When you first step out on the crunchy white of the backyard, it was like setting the first line of footprints on the moon or some high tundra place where nothing but the neighbor's cat has ever been. Oh the joy it was to be in it up to your hip! Then by the end of the day, after all the shots have been fired and your mittens and boots are soaked right through, not a single patch of even snow exists anywhere. The battlefield sure was a hallowed spot by the end of the day, scarred by the scorch of twenty thousand footprints and a few pairs of mittens. They'll be found in the spring, along with that shoe of yours that came loose at some point. (We boys have a knack for losing shoes and not even realizing it).

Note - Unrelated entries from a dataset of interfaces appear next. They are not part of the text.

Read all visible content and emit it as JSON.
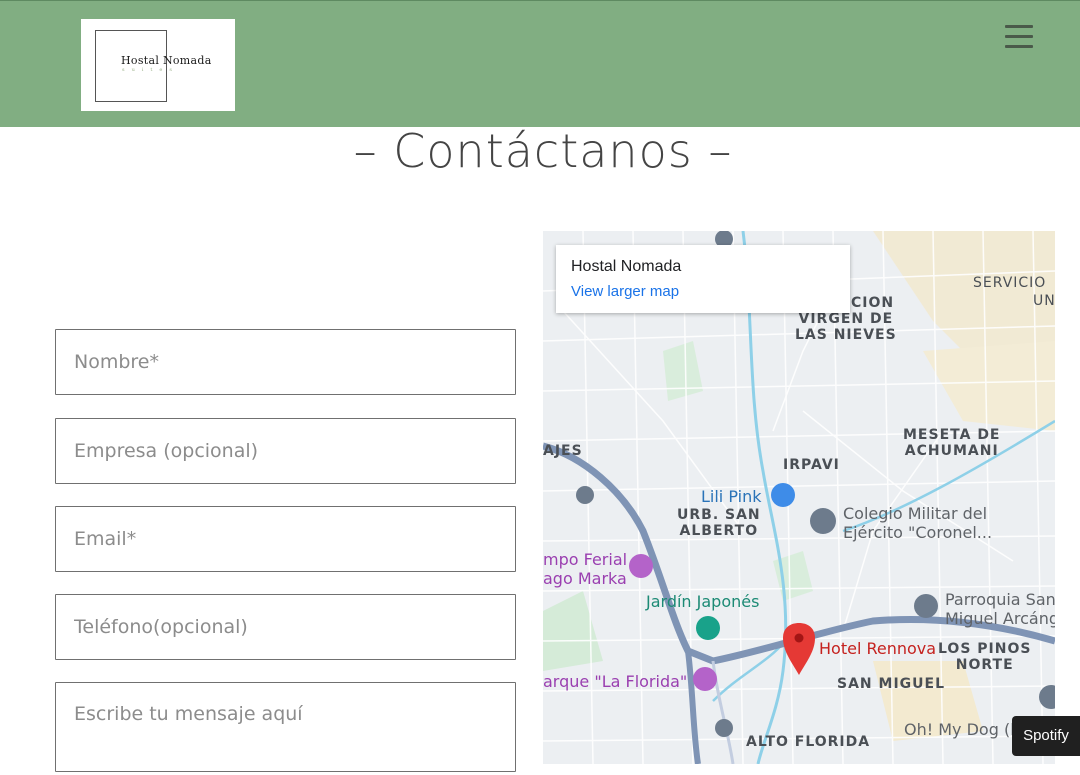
{
  "header": {
    "logo_name": "Hostal Nomada",
    "logo_sub": "suites",
    "menu_icon": "hamburger-menu-icon"
  },
  "page": {
    "title": "– Contáctanos –"
  },
  "form": {
    "name_placeholder": "Nombre*",
    "company_placeholder": "Empresa (opcional)",
    "email_placeholder": "Email*",
    "phone_placeholder": "Teléfono(opcional)",
    "message_placeholder": "Escribe tu mensaje aquí"
  },
  "map": {
    "info_title": "Hostal Nomada",
    "info_link": "View larger map",
    "areas": {
      "zacion": "ZACION",
      "virgen": "VIRGEN DE\nLAS NIEVES",
      "servicio": "SERVICIO",
      "un": "UN",
      "meseta": "MESETA DE\nACHUMANI",
      "irpavi": "IRPAVI",
      "ajes": "AJES",
      "urb": "URB. SAN\nALBERTO",
      "pinos": "LOS PINOS\nNORTE",
      "sanmiguel": "SAN MIGUEL",
      "alto": "ALTO FLORIDA"
    },
    "pois": {
      "lili": "Lili Pink",
      "colegio": "Colegio Militar del\nEjército \"Coronel...",
      "campo": "mpo Ferial\nago Marka",
      "jardin": "Jardín Japonés",
      "parroquia": "Parroquia San\nMiguel Arcáng",
      "hotel": "Hotel Rennova",
      "parque": "arque \"La Florida\"",
      "dog": "Oh! My Dog (l"
    }
  },
  "spotify_label": "Spotify",
  "colors": {
    "header_green": "#81ae82",
    "marker_red": "#e53935"
  }
}
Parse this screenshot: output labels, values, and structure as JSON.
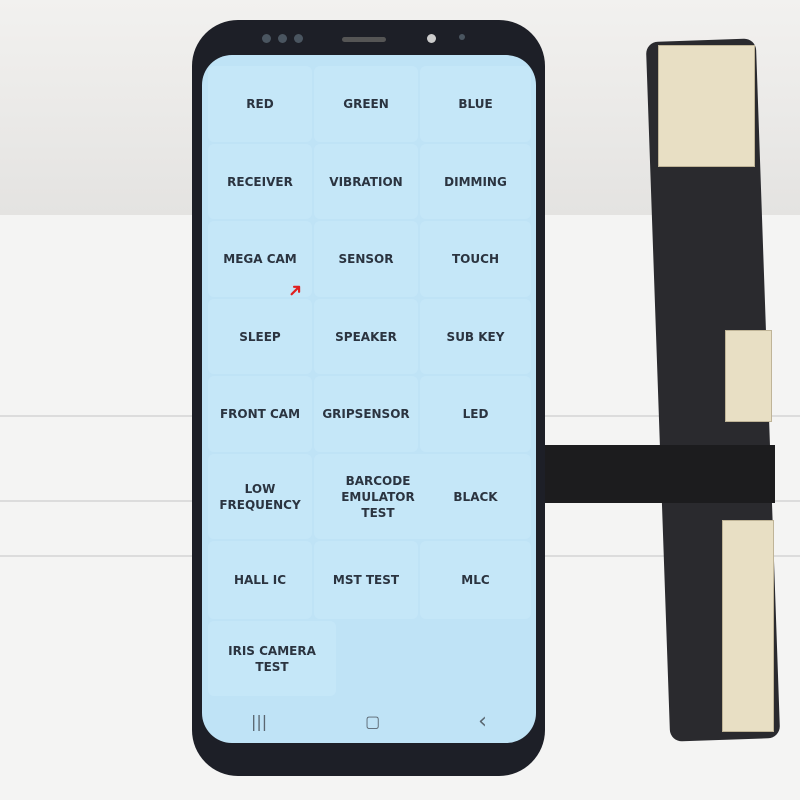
{
  "menu": {
    "items": [
      "RED",
      "GREEN",
      "BLUE",
      "RECEIVER",
      "VIBRATION",
      "DIMMING",
      "MEGA CAM",
      "SENSOR",
      "TOUCH",
      "SLEEP",
      "SPEAKER",
      "SUB KEY",
      "FRONT CAM",
      "GRIPSENSOR",
      "LED",
      "LOW FREQUENCY",
      "BARCODE EMULATOR TEST",
      "BLACK",
      "HALL IC",
      "MST TEST",
      "MLC",
      "IRIS CAMERA TEST"
    ]
  },
  "navbar": {
    "recents": "|||",
    "home": "▢",
    "back": "‹"
  },
  "colors": {
    "screen": "#bfe3f6",
    "text": "#2b3440",
    "pointer": "#e02020"
  }
}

Second only to throwing snow was eating it, and like I said earlier, snow was a real treat... piquant, crunchy at times like you had to swirl it around in your mouth to get it to melt... but the best stuff was the powdery fluff that dusted up in your mouth and stuck to the sides before melting down. It was like cotton candy. Then there were icicles, which were a delicacy... you crack them off whatever they're hanging on, and suck on them like a Popsicle. If they hung from a wooden porch, they were wood flavored (pine was the best). If they hung from a gutter, they could've killed you. If they hung from a car's tailpipe... they would've killed you. But then again, you know the rules: "white and clear ain't so severe, but grey and yellow...you be an idiot." That's a lesson for the kids.
I believe it was 1994 and we got hammered by this massive snowstorm. We shoveled so much snow off the driveway that it made a really nice snow pile, nay, snow mountain, up against the fence. It got so large that my brother and I tunneled out the center and made our own snow fortress or "igloo" big enough to fit three kids. The Inuits really have the right idea because you'd be surprised how warm it is surrounded by snowpack. I remember we fashioned a little snow bench on the inside and everything. It was so cool that had I not fallen through the roof a few days later (having decided to get up on top of it), I'd like to think it could've been my first bachelor pad.